‘Thanks for not mentioning that, Dexter,’ I said, pinching his cheek. ‘You must have an innocent-looking face.’

All of the nervousness that had built up over the course of the day subsided, and after a few hours of driving through the dark, dense forests of upstate New York, we began to get tired. I’d never been to Saratoga Springs, so Gavin suggested we find a cheap hotel and stay for the night. I figured we might as well continue the adventure and let off some steam. We could get back to reality in the morning.

After a nice meal and a few well-deserved beers at the coolest local bar I’d been to in a long time, we couldn’t stop laughing about the course our day had taken. We went to bed happy and carefree, with what I could only surmise would be another adventure in the morning.

Oh right, whatever happened to the missing passport, you say? About a week after we returned from our trip, a kindly housekeeper from our hotel in Mont Tremblant found it in the Lost and Found. Why it took so long to surface, we’ll never know…

Places we loved on this adventure:

Au Pied de Cochon, 536 Duluth Street East, Montréal – It might be a gluttonous meal, but not one you’re likely to forget. Amazing with a capital A. Try the Foie Gras Cromesquis (liquid foie gras deep-fried in duck fat), Foie Gras Poutine, and the Duck in a Can. You’re going to eat fatty while you’re in Quebec anyway, so it might as well be the best. Pricey.

L’Assommoir, 112 Rue Bernard Ouest, Montréal – We had a delicious lunch here, hiding out from the sub-zero temperatures and soul-chilling winds.
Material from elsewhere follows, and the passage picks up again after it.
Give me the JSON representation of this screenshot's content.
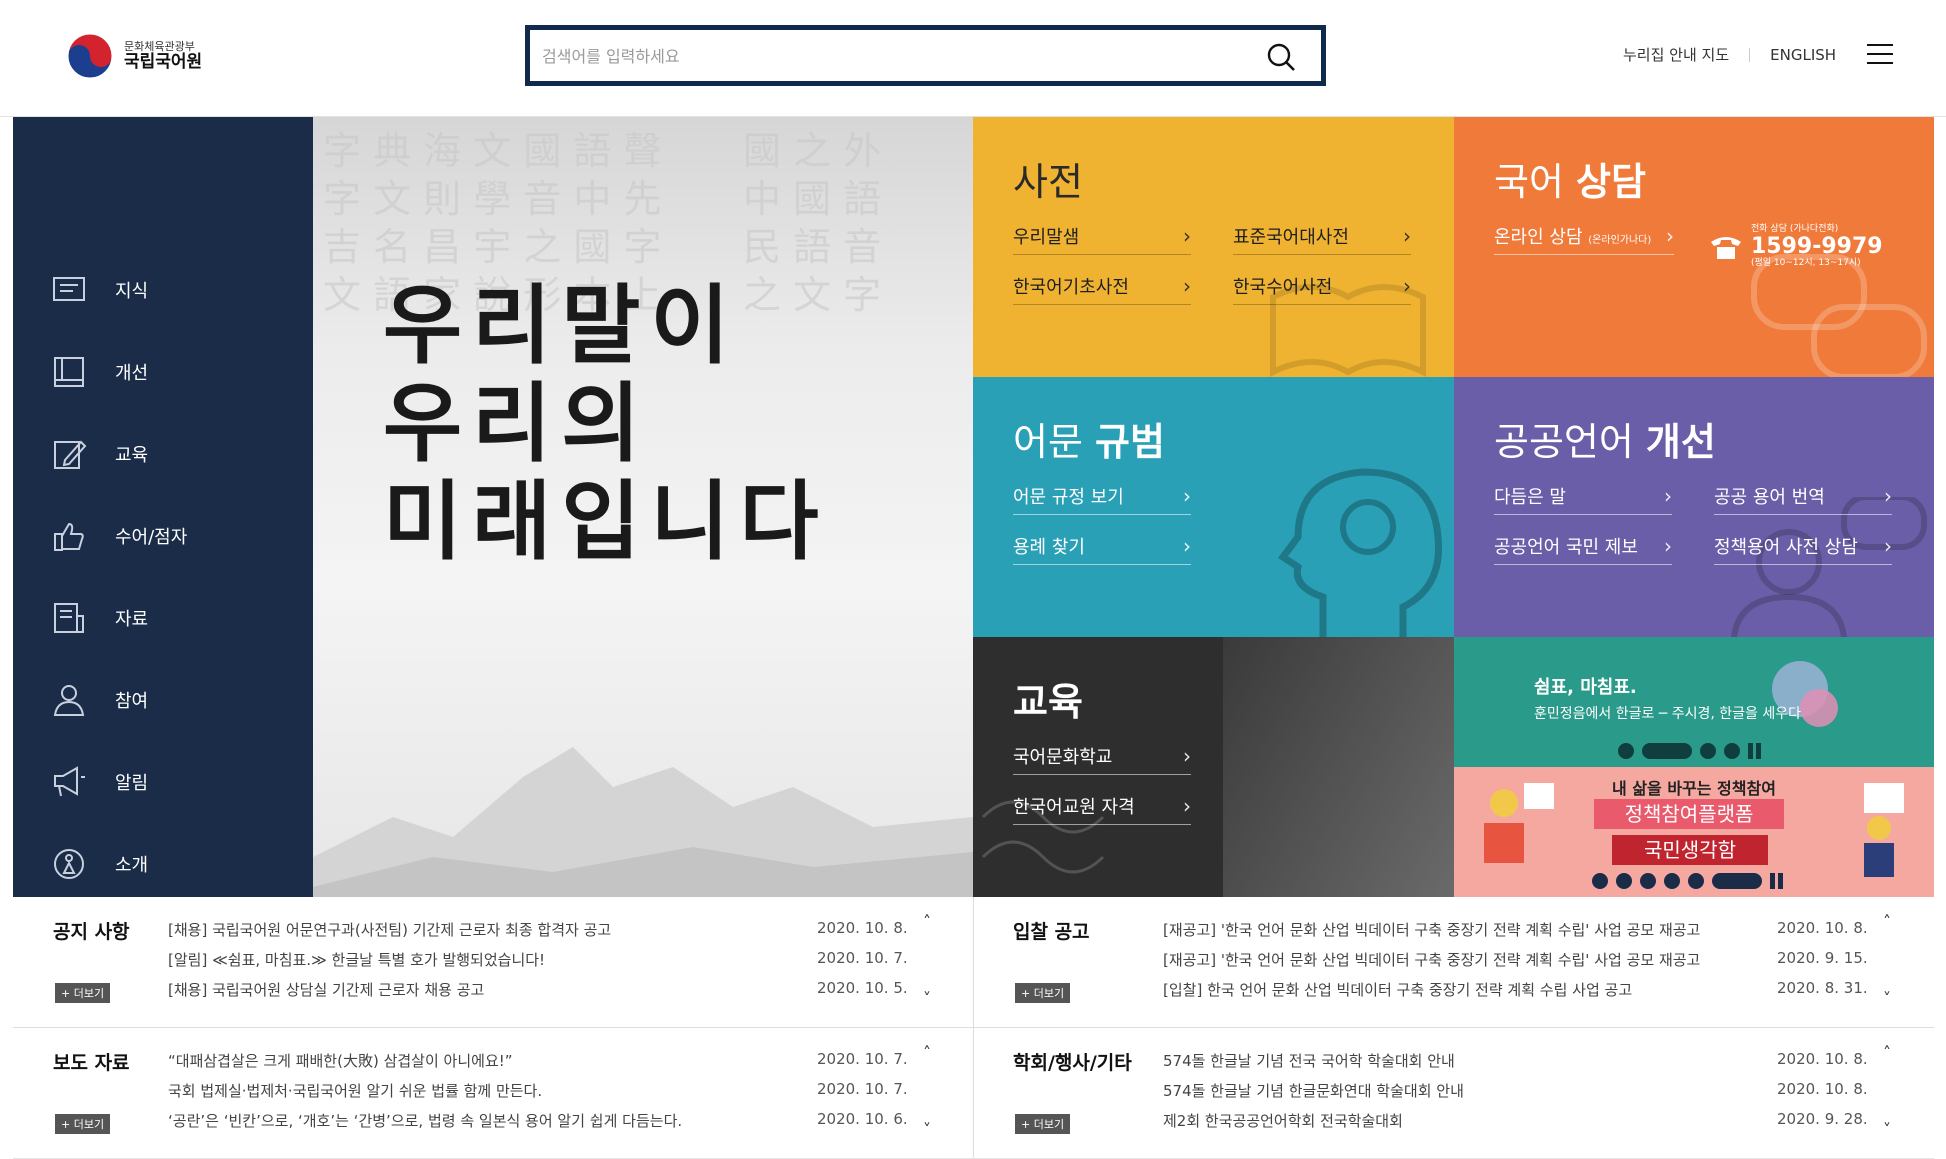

I had a hearty meal of meatballs in a spicy tomato sauce, perfectly-cooked vegetables, and a hot toddy. We came back later that evening for drinks. The cocktail menu is not for the indecisive (there were 100+ choices), but the bartenders know what they’re doing, that’s for sure. Middle of the Road.

L’Orignal, 479 Rue Saint Alexis, Montréal – When you arrive, you feel like you’ve walked in a cheerful hunting lodge, if there is such a thing. The Bison Tartar and Rabbit Cavatelli fit in perfectly with the theme and my tastebuds. Pricey.

Auberge du Vieux-Port, 97 Rue de la Commune Est, Montréal – The perfect boutique hotel in the Old Port, make sure you reserve a room in the original part of the building. Antique furniture, large bathrooms with rain showers, views of the river, and breakfast included. All for $200 or thereabouts.

Creperie Catherine, 113 Chemin de Kandahar, Mont Tremblant – This is the place to get your fill on crepes. The place is small, so there is often a line, but it’s worth the wait. Savory crepes, sweet crepes, breakfast crepes. They have everything you could hope for in the crepe department. I tried both the Seafood Crepe and Catherine’s Special and was not disappointed, to say the very least. Easy on the Wallet.

Saratoga City Tavern, 9-21 Caroline St, Saratoga Springs – We stumbled into what I think is probably the best bar in town. Live music, 20+ taps, all with clean lines, and two open seats at the bar. The perfect end to another unexpected adventure. Easy on the Wallet.